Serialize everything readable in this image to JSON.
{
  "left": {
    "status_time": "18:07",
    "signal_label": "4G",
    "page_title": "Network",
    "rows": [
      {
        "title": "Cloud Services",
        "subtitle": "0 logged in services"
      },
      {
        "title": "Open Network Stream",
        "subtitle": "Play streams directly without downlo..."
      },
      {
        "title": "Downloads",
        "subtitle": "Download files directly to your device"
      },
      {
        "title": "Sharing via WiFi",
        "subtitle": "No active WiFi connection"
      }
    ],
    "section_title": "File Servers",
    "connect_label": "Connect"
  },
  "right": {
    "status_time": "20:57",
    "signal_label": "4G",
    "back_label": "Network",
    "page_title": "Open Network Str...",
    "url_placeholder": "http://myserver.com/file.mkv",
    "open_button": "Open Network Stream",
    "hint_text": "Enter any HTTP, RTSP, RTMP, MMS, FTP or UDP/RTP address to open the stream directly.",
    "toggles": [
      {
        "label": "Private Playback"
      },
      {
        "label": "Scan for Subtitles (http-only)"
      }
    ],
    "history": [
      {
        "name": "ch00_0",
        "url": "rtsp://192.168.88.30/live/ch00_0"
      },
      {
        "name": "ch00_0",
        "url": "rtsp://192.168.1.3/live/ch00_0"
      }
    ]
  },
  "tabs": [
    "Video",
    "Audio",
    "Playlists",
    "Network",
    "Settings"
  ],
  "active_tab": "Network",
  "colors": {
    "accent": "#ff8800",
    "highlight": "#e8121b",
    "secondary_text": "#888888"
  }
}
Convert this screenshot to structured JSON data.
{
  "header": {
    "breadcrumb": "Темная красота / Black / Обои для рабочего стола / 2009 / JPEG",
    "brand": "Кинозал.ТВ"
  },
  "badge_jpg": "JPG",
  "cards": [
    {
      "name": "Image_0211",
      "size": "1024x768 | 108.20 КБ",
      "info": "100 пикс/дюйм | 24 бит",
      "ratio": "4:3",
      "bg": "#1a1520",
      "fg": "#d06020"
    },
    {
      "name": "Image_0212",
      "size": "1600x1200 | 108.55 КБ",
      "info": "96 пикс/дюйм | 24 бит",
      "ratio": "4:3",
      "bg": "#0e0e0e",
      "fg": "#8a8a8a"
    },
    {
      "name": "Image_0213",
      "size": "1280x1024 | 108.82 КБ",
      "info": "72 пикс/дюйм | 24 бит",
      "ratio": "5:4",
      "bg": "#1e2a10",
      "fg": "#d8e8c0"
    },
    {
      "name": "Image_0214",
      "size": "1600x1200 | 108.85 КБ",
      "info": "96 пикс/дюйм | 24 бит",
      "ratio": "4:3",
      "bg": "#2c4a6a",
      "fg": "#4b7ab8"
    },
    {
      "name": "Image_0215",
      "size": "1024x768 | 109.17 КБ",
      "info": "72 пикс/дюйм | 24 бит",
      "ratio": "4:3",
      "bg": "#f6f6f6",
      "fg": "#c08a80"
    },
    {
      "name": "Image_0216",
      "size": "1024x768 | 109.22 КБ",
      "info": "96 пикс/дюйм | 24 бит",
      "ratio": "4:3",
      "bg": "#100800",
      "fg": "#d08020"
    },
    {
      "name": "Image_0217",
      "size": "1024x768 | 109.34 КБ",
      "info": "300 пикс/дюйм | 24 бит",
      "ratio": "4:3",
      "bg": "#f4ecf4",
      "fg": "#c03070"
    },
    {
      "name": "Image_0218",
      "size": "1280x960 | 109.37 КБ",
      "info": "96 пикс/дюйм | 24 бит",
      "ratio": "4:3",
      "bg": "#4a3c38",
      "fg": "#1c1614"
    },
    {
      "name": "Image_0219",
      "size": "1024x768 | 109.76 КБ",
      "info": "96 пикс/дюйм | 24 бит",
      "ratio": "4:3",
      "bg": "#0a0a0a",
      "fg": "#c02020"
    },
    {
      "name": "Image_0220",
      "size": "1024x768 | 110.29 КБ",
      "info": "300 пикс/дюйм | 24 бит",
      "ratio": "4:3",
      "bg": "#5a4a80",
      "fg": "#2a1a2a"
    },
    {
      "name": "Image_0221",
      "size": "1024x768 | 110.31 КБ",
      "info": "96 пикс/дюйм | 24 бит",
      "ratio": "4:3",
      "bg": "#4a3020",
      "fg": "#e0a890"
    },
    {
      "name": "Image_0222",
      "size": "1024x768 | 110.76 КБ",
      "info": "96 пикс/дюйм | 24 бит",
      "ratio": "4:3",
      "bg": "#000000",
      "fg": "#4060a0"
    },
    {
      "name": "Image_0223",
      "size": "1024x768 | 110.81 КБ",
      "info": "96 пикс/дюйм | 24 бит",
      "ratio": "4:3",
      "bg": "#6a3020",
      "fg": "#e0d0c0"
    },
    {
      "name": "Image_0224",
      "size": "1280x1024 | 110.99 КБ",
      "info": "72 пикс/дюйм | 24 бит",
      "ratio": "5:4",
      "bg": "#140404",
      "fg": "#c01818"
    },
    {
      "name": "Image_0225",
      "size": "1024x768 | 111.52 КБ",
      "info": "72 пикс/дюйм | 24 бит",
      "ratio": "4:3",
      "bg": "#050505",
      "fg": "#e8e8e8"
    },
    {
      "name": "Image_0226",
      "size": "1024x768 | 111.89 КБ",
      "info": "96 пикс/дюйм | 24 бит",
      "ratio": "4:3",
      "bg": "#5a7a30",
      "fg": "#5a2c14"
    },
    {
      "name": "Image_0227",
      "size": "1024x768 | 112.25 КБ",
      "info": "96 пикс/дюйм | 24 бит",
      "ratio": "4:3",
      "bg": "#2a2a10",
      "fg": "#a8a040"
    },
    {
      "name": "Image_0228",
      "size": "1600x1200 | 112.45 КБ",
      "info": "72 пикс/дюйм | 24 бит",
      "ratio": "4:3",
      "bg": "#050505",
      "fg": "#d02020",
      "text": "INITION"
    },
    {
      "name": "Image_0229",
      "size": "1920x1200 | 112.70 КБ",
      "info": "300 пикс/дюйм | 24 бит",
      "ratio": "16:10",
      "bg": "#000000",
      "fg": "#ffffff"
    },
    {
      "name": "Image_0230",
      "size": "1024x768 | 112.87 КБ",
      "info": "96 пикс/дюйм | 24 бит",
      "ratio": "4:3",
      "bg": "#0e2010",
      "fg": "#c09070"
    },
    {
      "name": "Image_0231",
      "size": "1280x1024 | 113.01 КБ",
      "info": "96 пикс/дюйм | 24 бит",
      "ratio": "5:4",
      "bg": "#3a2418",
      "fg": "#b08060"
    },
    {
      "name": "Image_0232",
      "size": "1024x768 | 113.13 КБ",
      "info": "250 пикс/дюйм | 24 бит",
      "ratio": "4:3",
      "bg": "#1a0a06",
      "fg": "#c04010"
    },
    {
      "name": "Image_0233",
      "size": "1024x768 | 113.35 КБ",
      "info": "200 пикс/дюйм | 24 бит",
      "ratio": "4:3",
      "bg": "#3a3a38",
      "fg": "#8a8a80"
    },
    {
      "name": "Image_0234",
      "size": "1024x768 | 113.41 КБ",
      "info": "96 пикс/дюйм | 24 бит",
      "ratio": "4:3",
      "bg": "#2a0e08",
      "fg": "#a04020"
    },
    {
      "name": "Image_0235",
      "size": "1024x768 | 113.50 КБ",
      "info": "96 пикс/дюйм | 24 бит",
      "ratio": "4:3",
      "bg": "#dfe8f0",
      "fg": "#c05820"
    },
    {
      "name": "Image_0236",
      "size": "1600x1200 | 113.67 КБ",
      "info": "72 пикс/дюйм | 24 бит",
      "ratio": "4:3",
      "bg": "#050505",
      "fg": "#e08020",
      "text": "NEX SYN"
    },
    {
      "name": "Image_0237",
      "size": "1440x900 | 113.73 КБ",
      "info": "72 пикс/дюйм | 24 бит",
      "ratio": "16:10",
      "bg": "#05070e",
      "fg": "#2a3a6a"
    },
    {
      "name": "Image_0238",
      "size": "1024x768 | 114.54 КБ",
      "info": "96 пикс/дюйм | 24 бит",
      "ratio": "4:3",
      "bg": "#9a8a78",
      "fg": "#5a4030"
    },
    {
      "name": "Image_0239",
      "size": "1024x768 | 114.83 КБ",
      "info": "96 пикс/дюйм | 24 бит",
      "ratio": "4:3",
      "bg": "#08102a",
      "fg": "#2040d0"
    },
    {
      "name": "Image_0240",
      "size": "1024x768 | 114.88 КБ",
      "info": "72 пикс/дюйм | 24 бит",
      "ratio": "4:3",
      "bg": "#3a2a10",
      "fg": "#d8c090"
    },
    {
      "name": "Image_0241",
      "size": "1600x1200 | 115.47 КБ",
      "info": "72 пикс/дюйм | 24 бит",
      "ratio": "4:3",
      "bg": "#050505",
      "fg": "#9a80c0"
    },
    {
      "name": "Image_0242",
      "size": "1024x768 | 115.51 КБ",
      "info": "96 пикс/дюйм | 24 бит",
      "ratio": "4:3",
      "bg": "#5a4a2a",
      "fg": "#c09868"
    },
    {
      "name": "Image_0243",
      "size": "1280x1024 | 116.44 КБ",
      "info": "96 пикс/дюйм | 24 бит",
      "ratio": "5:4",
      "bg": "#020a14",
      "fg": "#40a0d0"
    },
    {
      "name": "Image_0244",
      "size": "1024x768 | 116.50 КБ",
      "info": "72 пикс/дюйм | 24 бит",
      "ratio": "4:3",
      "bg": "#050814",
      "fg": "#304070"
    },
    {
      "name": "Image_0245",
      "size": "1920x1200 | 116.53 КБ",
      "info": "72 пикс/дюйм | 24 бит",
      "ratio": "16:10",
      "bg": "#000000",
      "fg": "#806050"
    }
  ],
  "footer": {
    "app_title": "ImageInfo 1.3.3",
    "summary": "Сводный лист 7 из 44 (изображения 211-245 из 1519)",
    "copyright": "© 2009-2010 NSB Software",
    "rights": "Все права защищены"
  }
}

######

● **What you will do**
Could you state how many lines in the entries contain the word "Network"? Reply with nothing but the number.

● **Response box**
7